§ Exercise brief
Would you please return every line from the listing that contains the word "Navigatore"?

§ Records provided
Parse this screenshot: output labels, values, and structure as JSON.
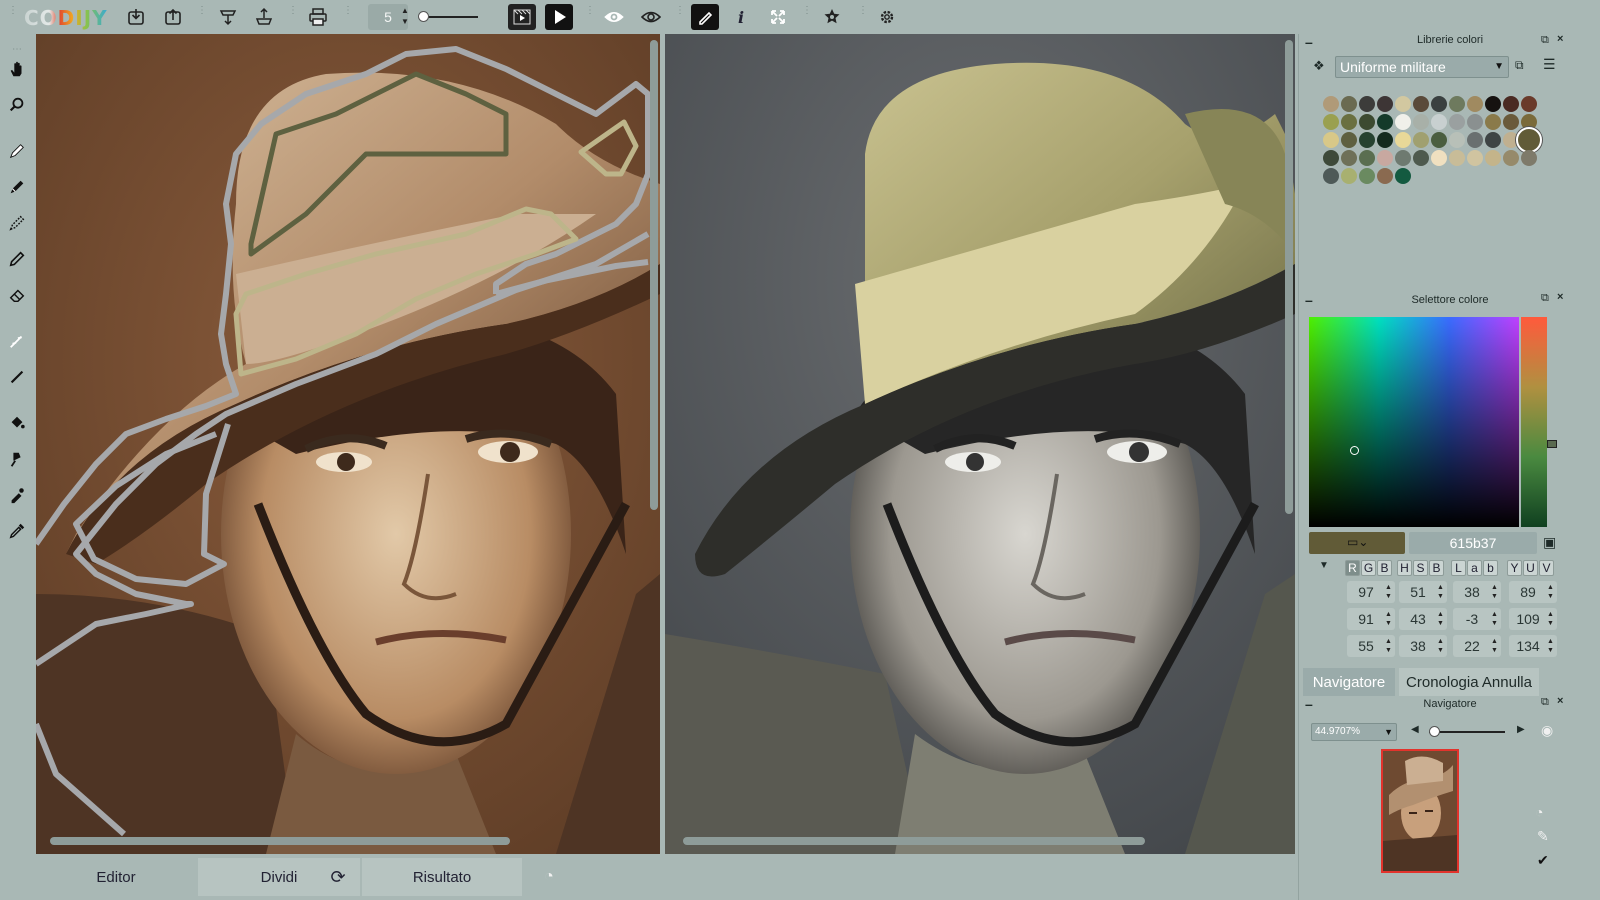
{
  "app": {
    "logo_text": "CODIJY",
    "brush_size": "5"
  },
  "bottom_tabs": {
    "editor": "Editor",
    "dividi": "Dividi",
    "risultato": "Risultato"
  },
  "color_libraries": {
    "title": "Librerie colori",
    "selected_library": "Uniforme militare",
    "swatches": [
      [
        "#b09a78",
        "#6a6a50",
        "#3c3c3a",
        "#3d3535",
        "#d2c8a0",
        "#5a4a3a",
        "#3a4040",
        "#6e7a5e",
        "#a08a60",
        "#161210",
        "#4a2a22",
        "#6a3a2a"
      ],
      [
        "#9aa050",
        "#6a7040",
        "#3c4a30",
        "#143a2a",
        "#f0f0ea",
        "#a8b0a8",
        "#c8d0d0",
        "#9aa0a0",
        "#8a9090",
        "#8a7a4a",
        "#6a5a3a",
        "#7a6a3a"
      ],
      [
        "#d8c888",
        "#5e6040",
        "#264230",
        "#142a1e",
        "#e8d898",
        "#a0a070",
        "#4a5e40",
        "#b8c0b8",
        "#6a7070",
        "#3e4444",
        "#c0b090",
        "#615b37"
      ],
      [
        "#3e4a3a",
        "#6e7058",
        "#5a6e50",
        "#c8a8a0",
        "#6e7a70",
        "#4e5a4e",
        "#f0e0c0",
        "#c8bc98",
        "#d0c4a0",
        "#c4b48a",
        "#968a6a",
        "#7e7a6a"
      ],
      [
        "#4e5a58",
        "#a8b070",
        "#6a8a60",
        "#8a6a50",
        "#145a40"
      ]
    ]
  },
  "color_picker": {
    "title": "Selettore colore",
    "hex": "615b37",
    "current_color": "#615b37",
    "model_buttons": [
      "R",
      "G",
      "B",
      "H",
      "S",
      "B",
      "L",
      "a",
      "b",
      "Y",
      "U",
      "V"
    ],
    "rows": [
      [
        "97",
        "51",
        "38",
        "89"
      ],
      [
        "91",
        "43",
        "-3",
        "109"
      ],
      [
        "55",
        "38",
        "22",
        "134"
      ]
    ]
  },
  "navigator": {
    "tab_navigatore": "Navigatore",
    "tab_cronologia": "Cronologia Annulla",
    "title": "Navigatore",
    "zoom": "44.9707%"
  },
  "colors": {
    "accent": "#e2332c",
    "panel_bg": "#a9b8b5",
    "stroke_gray": "#a6a8ab",
    "stroke_olive": "#5e6140",
    "stroke_khaki": "#bdb58a"
  }
}
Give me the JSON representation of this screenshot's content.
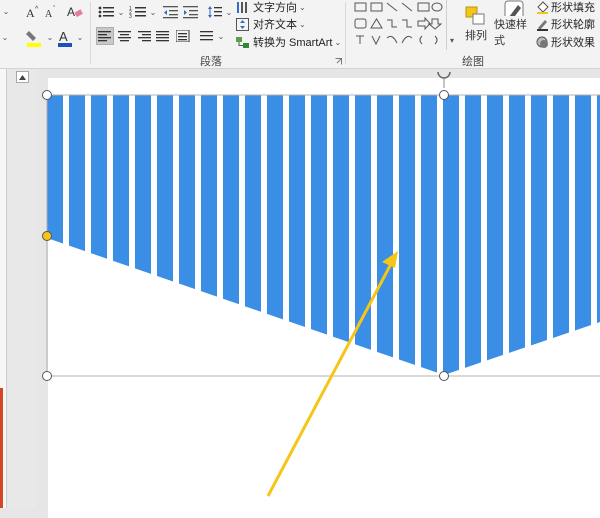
{
  "ribbon": {
    "paragraph_group_label": "段落",
    "drawing_group_label": "绘图",
    "text_direction_label": "文字方向",
    "align_text_label": "对齐文本",
    "convert_smartart_label": "转换为 SmartArt",
    "arrange_label": "排列",
    "quick_styles_label": "快速样式",
    "shape_fill_label": "形状填充",
    "shape_outline_label": "形状轮廓",
    "shape_effects_label": "形状效果"
  },
  "colors": {
    "stripe_blue": "#3a8ee6",
    "selection_handle": "#ffffff",
    "adjust_handle": "#f5c518",
    "arrow": "#f5c518",
    "accent_red": "#d24726"
  },
  "icons": {
    "grow_font": "font-grow-icon",
    "shrink_font": "font-shrink-icon",
    "clear_format": "clear-format-icon",
    "highlight": "highlight-icon",
    "font_color": "font-color-icon",
    "bullets": "bullets-icon",
    "numbering": "numbering-icon",
    "line_spacing": "line-spacing-icon",
    "shapes_gallery": "shapes-gallery-icon"
  }
}
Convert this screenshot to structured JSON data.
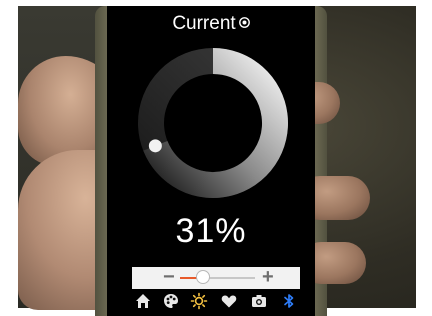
{
  "screen": {
    "title": "Current",
    "title_icon": "gear-icon",
    "percent_text": "31%",
    "dial_level": 0.31
  },
  "slider": {
    "minus_label": "−",
    "plus_label": "+",
    "value": 0.31
  },
  "tabs": [
    {
      "icon": "home-icon"
    },
    {
      "icon": "palette-icon"
    },
    {
      "icon": "sun-icon",
      "active": true
    },
    {
      "icon": "heart-icon"
    },
    {
      "icon": "camera-icon"
    },
    {
      "icon": "bluetooth-icon"
    }
  ],
  "colors": {
    "active_tab": "#f5c242",
    "bluetooth": "#2e7cf6",
    "slider_fill": "#e85a2a"
  }
}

§ Exercise response
    "tab_navigatore": "Navigatore",
    "title": "Navigatore",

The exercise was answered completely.